### EXTRACTED DATA

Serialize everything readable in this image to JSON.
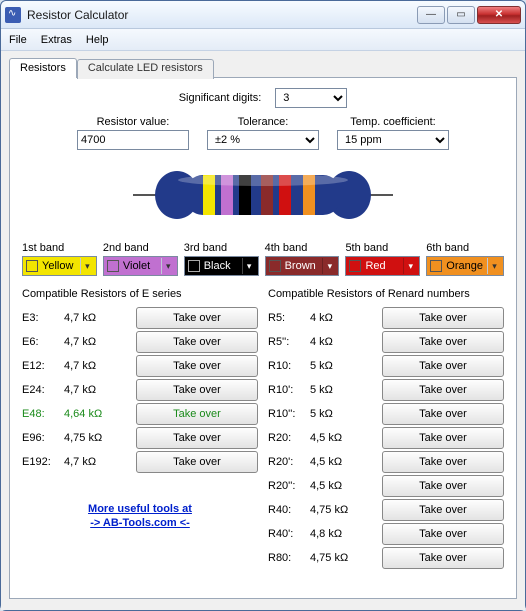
{
  "window": {
    "title": "Resistor Calculator"
  },
  "menu": {
    "file": "File",
    "extras": "Extras",
    "help": "Help"
  },
  "tabs": {
    "resistors": "Resistors",
    "led": "Calculate LED resistors"
  },
  "sig": {
    "label": "Significant digits:",
    "value": "3"
  },
  "inputs": {
    "value_label": "Resistor value:",
    "value": "4700",
    "tol_label": "Tolerance:",
    "tol": "±2 %",
    "tc_label": "Temp. coefficient:",
    "tc": "15 ppm"
  },
  "bands": {
    "b1": {
      "label": "1st band",
      "name": "Yellow",
      "color": "#f3e500"
    },
    "b2": {
      "label": "2nd band",
      "name": "Violet",
      "color": "#c070d0"
    },
    "b3": {
      "label": "3rd band",
      "name": "Black",
      "color": "#000000"
    },
    "b4": {
      "label": "4th band",
      "name": "Brown",
      "color": "#8a2a2a"
    },
    "b5": {
      "label": "5th band",
      "name": "Red",
      "color": "#d01010"
    },
    "b6": {
      "label": "6th band",
      "name": "Orange",
      "color": "#f09020"
    }
  },
  "eseries": {
    "title": "Compatible Resistors of E series",
    "rows": [
      {
        "series": "E3:",
        "val": "4,7 kΩ",
        "btn": "Take over",
        "hl": false
      },
      {
        "series": "E6:",
        "val": "4,7 kΩ",
        "btn": "Take over",
        "hl": false
      },
      {
        "series": "E12:",
        "val": "4,7 kΩ",
        "btn": "Take over",
        "hl": false
      },
      {
        "series": "E24:",
        "val": "4,7 kΩ",
        "btn": "Take over",
        "hl": false
      },
      {
        "series": "E48:",
        "val": "4,64 kΩ",
        "btn": "Take over",
        "hl": true
      },
      {
        "series": "E96:",
        "val": "4,75 kΩ",
        "btn": "Take over",
        "hl": false
      },
      {
        "series": "E192:",
        "val": "4,7 kΩ",
        "btn": "Take over",
        "hl": false
      }
    ]
  },
  "renard": {
    "title": "Compatible Resistors of Renard numbers",
    "rows": [
      {
        "series": "R5:",
        "val": "4 kΩ",
        "btn": "Take over"
      },
      {
        "series": "R5'':",
        "val": "4 kΩ",
        "btn": "Take over"
      },
      {
        "series": "R10:",
        "val": "5 kΩ",
        "btn": "Take over"
      },
      {
        "series": "R10':",
        "val": "5 kΩ",
        "btn": "Take over"
      },
      {
        "series": "R10'':",
        "val": "5 kΩ",
        "btn": "Take over"
      },
      {
        "series": "R20:",
        "val": "4,5 kΩ",
        "btn": "Take over"
      },
      {
        "series": "R20':",
        "val": "4,5 kΩ",
        "btn": "Take over"
      },
      {
        "series": "R20'':",
        "val": "4,5 kΩ",
        "btn": "Take over"
      },
      {
        "series": "R40:",
        "val": "4,75 kΩ",
        "btn": "Take over"
      },
      {
        "series": "R40':",
        "val": "4,8 kΩ",
        "btn": "Take over"
      },
      {
        "series": "R80:",
        "val": "4,75 kΩ",
        "btn": "Take over"
      }
    ]
  },
  "footer": {
    "line1": "More useful tools at",
    "line2": "-> AB-Tools.com <-"
  }
}
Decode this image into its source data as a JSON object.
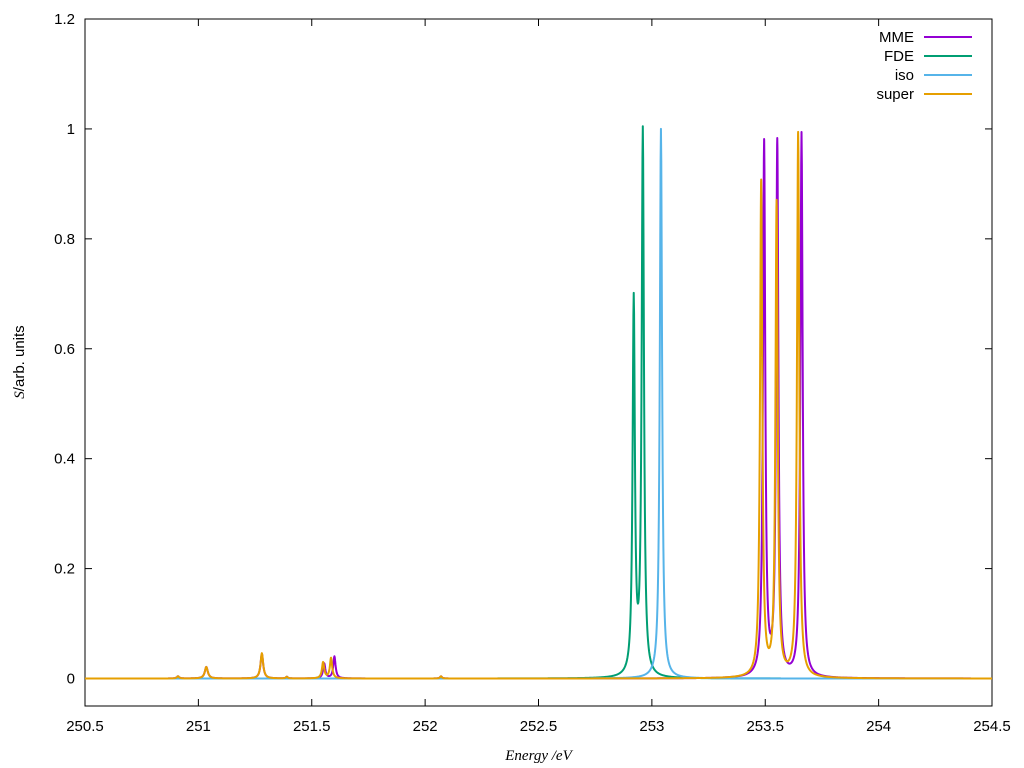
{
  "chart_data": {
    "type": "line",
    "title": "",
    "xlabel": "Energy /eV",
    "ylabel": "S/arb. units",
    "ylabel_italic_part": "S",
    "ylabel_rest": "/arb. units",
    "xlim": [
      250.5,
      254.5
    ],
    "ylim": [
      -0.05,
      1.2
    ],
    "xticks": [
      250.5,
      251,
      251.5,
      252,
      252.5,
      253,
      253.5,
      254,
      254.5
    ],
    "xtick_labels": [
      "250.5",
      "251",
      "251.5",
      "252",
      "252.5",
      "253",
      "253.5",
      "254",
      "254.5"
    ],
    "yticks": [
      0,
      0.2,
      0.4,
      0.6,
      0.8,
      1,
      1.2
    ],
    "ytick_labels": [
      "0",
      "0.2",
      "0.4",
      "0.6",
      "0.8",
      "1",
      "1.2"
    ],
    "grid": false,
    "legend_position": "top-right",
    "series": [
      {
        "name": "MME",
        "color": "#9400d3",
        "peaks": [
          {
            "x": 250.91,
            "amp": 0.004,
            "gamma": 0.006
          },
          {
            "x": 251.035,
            "amp": 0.021,
            "gamma": 0.008
          },
          {
            "x": 251.28,
            "amp": 0.045,
            "gamma": 0.007
          },
          {
            "x": 251.39,
            "amp": 0.003,
            "gamma": 0.005
          },
          {
            "x": 251.555,
            "amp": 0.027,
            "gamma": 0.006
          },
          {
            "x": 251.6,
            "amp": 0.04,
            "gamma": 0.006
          },
          {
            "x": 252.07,
            "amp": 0.004,
            "gamma": 0.005
          },
          {
            "x": 253.495,
            "amp": 0.97,
            "gamma": 0.006
          },
          {
            "x": 253.553,
            "amp": 0.97,
            "gamma": 0.006
          },
          {
            "x": 253.66,
            "amp": 0.99,
            "gamma": 0.006
          }
        ]
      },
      {
        "name": "FDE",
        "color": "#009e73",
        "peaks": [
          {
            "x": 252.92,
            "amp": 0.68,
            "gamma": 0.006
          },
          {
            "x": 252.96,
            "amp": 0.99,
            "gamma": 0.006
          }
        ]
      },
      {
        "name": "iso",
        "color": "#56b4e9",
        "peaks": [
          {
            "x": 253.04,
            "amp": 1.0,
            "gamma": 0.006
          }
        ]
      },
      {
        "name": "super",
        "color": "#e69f00",
        "peaks": [
          {
            "x": 250.91,
            "amp": 0.004,
            "gamma": 0.006
          },
          {
            "x": 251.035,
            "amp": 0.021,
            "gamma": 0.008
          },
          {
            "x": 251.28,
            "amp": 0.046,
            "gamma": 0.007
          },
          {
            "x": 251.39,
            "amp": 0.003,
            "gamma": 0.005
          },
          {
            "x": 251.55,
            "amp": 0.029,
            "gamma": 0.006
          },
          {
            "x": 251.585,
            "amp": 0.037,
            "gamma": 0.006
          },
          {
            "x": 252.07,
            "amp": 0.004,
            "gamma": 0.005
          },
          {
            "x": 253.482,
            "amp": 0.9,
            "gamma": 0.006
          },
          {
            "x": 253.55,
            "amp": 0.86,
            "gamma": 0.006
          },
          {
            "x": 253.645,
            "amp": 0.99,
            "gamma": 0.006
          }
        ]
      }
    ]
  }
}
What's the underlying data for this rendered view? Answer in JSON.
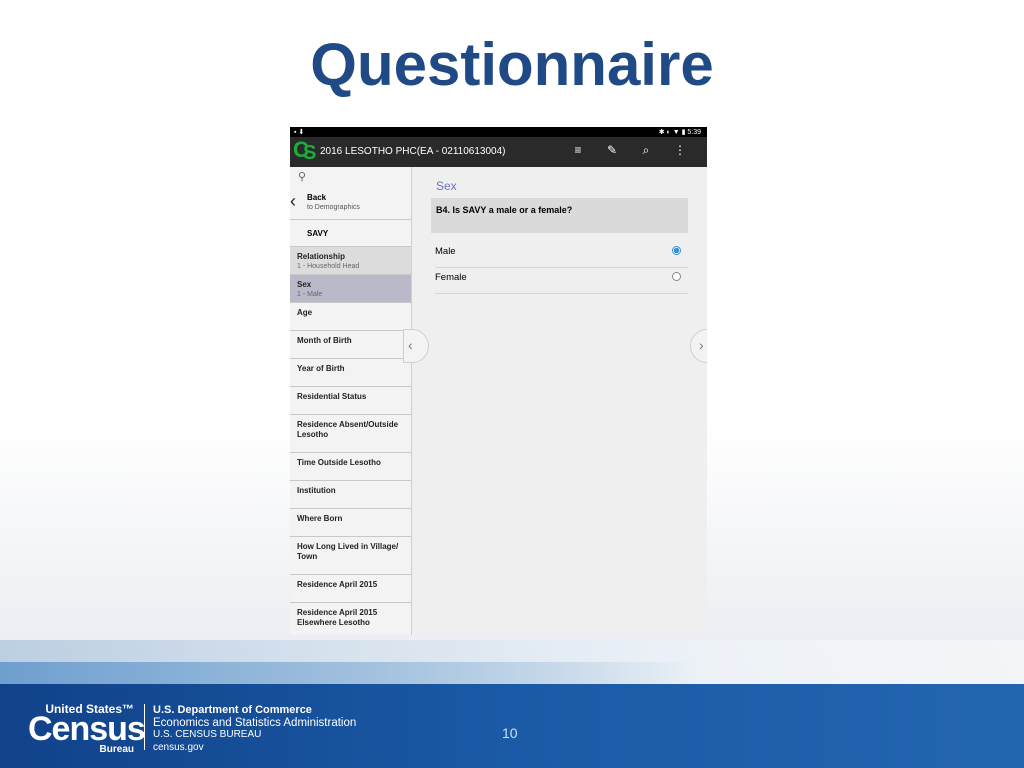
{
  "slide": {
    "title": "Questionnaire",
    "page_number": "10"
  },
  "footer": {
    "logo_top": "United States™",
    "logo_main": "Census",
    "logo_bottom": "Bureau",
    "dept_line1": "U.S. Department of Commerce",
    "dept_line2": "Economics and Statistics Administration",
    "dept_line3": "U.S. CENSUS BUREAU",
    "dept_line4": "census.gov"
  },
  "device": {
    "status_time": "5:39",
    "app_title": "2016 LESOTHO PHC(EA - 02110613004)",
    "sidebar": {
      "back_label": "Back",
      "back_sub": "to Demographics",
      "person": "SAVY",
      "items": [
        {
          "label": "Relationship",
          "sub": "1 - Household Head"
        },
        {
          "label": "Sex",
          "sub": "1 - Male"
        },
        {
          "label": "Age"
        },
        {
          "label": "Month of Birth"
        },
        {
          "label": "Year of  Birth"
        },
        {
          "label": "Residential Status"
        },
        {
          "label": "Residence Absent/Outside Lesotho"
        },
        {
          "label": "Time Outside Lesotho"
        },
        {
          "label": "Institution"
        },
        {
          "label": "Where Born"
        },
        {
          "label": "How Long Lived in Village/ Town"
        },
        {
          "label": "Residence April 2015"
        },
        {
          "label": "Residence April 2015 Elsewhere Lesotho"
        }
      ]
    },
    "question": {
      "section": "Sex",
      "text": "B4. Is SAVY a male or a female?",
      "options": [
        {
          "label": "Male",
          "selected": true
        },
        {
          "label": "Female",
          "selected": false
        }
      ]
    },
    "colors": {
      "accent": "#3b8fd9",
      "section_color": "#6a73c6"
    }
  }
}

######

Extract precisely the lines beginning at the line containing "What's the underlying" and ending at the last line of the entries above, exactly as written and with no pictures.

* _OUTPUT FOR THIS EXERCISE_
What's the underlying data for this rendered view? Answer in JSON.
{
  "slide": {
    "title": "Questionnaire",
    "page_number": "10"
  },
  "footer": {
    "logo_top": "United States™",
    "logo_main": "Census",
    "logo_bottom": "Bureau",
    "dept_line1": "U.S. Department of Commerce",
    "dept_line2": "Economics and Statistics Administration",
    "dept_line3": "U.S. CENSUS BUREAU",
    "dept_line4": "census.gov"
  },
  "device": {
    "status_time": "5:39",
    "app_title": "2016 LESOTHO PHC(EA - 02110613004)",
    "sidebar": {
      "back_label": "Back",
      "back_sub": "to Demographics",
      "person": "SAVY",
      "items": [
        {
          "label": "Relationship",
          "sub": "1 - Household Head"
        },
        {
          "label": "Sex",
          "sub": "1 - Male"
        },
        {
          "label": "Age"
        },
        {
          "label": "Month of Birth"
        },
        {
          "label": "Year of  Birth"
        },
        {
          "label": "Residential Status"
        },
        {
          "label": "Residence Absent/Outside Lesotho"
        },
        {
          "label": "Time Outside Lesotho"
        },
        {
          "label": "Institution"
        },
        {
          "label": "Where Born"
        },
        {
          "label": "How Long Lived in Village/ Town"
        },
        {
          "label": "Residence April 2015"
        },
        {
          "label": "Residence April 2015 Elsewhere Lesotho"
        }
      ]
    },
    "question": {
      "section": "Sex",
      "text": "B4. Is SAVY a male or a female?",
      "options": [
        {
          "label": "Male",
          "selected": true
        },
        {
          "label": "Female",
          "selected": false
        }
      ]
    },
    "colors": {
      "accent": "#3b8fd9",
      "section_color": "#6a73c6"
    }
  }
}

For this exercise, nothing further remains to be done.